- @ramonashelburne on Lonzo Ball's impact with LeBron's future team
We’ve seen Lebron talk to the young man following a Cavaliers win over the Lakers. Remember this?
So, LeBron gets to stay in the same city as his family, play off the ball and have a chance to assemble a new group of super friends?
“Meanwhile,” said the GM, “LeBron is doing what we does — calling players on other teams he wants to play with.” — Mark Heisler, Los Angeles News
However, don’t get married to this idea just yet.
Paul George, the Palmdale, California native, is the most likely target to team up with LeBron. Last year, Mitch Lawrence of Sporting News reported that George ”never made his long-term intentions a secret within the Pacers locker room,” meaning teammates knew he wanted to sign with the Lakers.

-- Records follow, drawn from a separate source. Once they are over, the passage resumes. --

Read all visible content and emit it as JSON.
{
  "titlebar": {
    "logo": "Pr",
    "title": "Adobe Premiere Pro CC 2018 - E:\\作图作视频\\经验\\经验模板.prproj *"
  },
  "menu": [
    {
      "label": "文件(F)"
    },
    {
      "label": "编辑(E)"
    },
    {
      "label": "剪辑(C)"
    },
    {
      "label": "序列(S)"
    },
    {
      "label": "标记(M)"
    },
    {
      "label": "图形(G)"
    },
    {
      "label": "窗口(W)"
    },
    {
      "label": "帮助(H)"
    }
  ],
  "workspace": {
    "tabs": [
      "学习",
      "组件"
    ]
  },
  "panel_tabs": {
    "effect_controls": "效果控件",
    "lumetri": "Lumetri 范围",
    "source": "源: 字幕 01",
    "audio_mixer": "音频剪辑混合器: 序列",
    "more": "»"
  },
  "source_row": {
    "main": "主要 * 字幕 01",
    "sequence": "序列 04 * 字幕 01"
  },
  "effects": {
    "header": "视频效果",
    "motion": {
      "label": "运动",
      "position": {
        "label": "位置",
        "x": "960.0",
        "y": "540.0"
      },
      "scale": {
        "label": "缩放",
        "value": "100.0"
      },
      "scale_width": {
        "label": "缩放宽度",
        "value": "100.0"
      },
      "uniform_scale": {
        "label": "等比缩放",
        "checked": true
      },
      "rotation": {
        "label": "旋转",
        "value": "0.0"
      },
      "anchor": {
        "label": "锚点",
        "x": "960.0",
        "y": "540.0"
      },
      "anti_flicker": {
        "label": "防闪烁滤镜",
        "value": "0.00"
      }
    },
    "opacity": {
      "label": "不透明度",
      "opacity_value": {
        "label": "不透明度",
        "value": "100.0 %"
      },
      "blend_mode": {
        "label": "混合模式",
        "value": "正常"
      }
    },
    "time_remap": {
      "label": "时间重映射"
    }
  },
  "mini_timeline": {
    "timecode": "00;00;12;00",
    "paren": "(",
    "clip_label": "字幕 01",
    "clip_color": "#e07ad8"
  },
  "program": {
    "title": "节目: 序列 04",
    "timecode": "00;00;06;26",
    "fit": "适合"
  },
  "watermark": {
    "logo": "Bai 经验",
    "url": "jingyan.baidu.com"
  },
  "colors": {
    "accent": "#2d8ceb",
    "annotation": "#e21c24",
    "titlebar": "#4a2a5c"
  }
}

But according to Marc Stein of the New York Times, Adrian Wojnarowski, and Sam Amick of USA Today, there is growing optimism in Oklahoma City that George will be back by Russell Westbrook’s side this season. Stein specifically says that “more than one rival team” believes George will “strongly consider” a two-year deal worth more than $60 million from Oklahoma City with a player option in the second year.
“I haven’t even gone through a season yet, and they’ve already proven everything on my check list (that) I can check off,” George said earlier this season. “That’s what feels good. That’s what makes me feel like, ‘Hey, this can be a landing spot for me, and somewhere I can call home for years.”
In addition, when Westbrook signed his super max, George was quoted saying,” This definitely makes the decision easier.”
Chris Paul was reportedly feuding with the Houston Rockets over contract concerns by Chris Broussard.
Tommy Beer of Basketball Insiders weighs in on why paying Paul a maximum contract could be seen as a mistake long term:
- 2018-19: $35.4 million
- 2019-20: $38.2 million
- 2020-21: $41.0 million
- 2021-22: $43.8 million
- 2022-23: $46.7 million
That’s a total sum of $205 million over five seasons. Chris Paul will be 37 years old in 2022, but he’s already missed a combined 45 regular season games in his age 31 and 32 seasons.
Besides, Chris Paul just bought a gorgeous new home in Houston.
Kawhi is likely a no-go this season as well.
“We will explore all of our options, but the first one would be to keep Kawhi as part of our group,” Buford told reporters of Leonard, who missed most of the season with a right quadriceps injury and is eligible for a five-year, $219 million extension on July 1.
Then Ramona Shelbourne reported:
Within the last week the Lakers contacted the Spurs to discuss a Kawhi Leonard trade. As one source put it, “they basically shut the door on us.”— Ramona Shelburne (@ramonashelburne) June 21, 2018
Or could Lebron’s superfriends be comprised of these guys (sans CP).
”I really hope that, before our career is over, we can all play together,” James told B/R two years ago. “At least one, maybe one or two seasons—me, Melo, D-Wade, CP—we can get a year in. I would actually take a pay cut to do that.”
The Thunder would be thrilled to seek a buyout with Melo, and Dwayne Wade and his beautiful wife and actress Gabrielle Union, would be delighted to join the King in Hollywood.
While Lebron James and his super friends may make league changing decisions on the opening night of free agency, the more likely route has most of the players taking meetings first, with DeMarcus Cousins sitting patiently and waiting for the chips to start falling.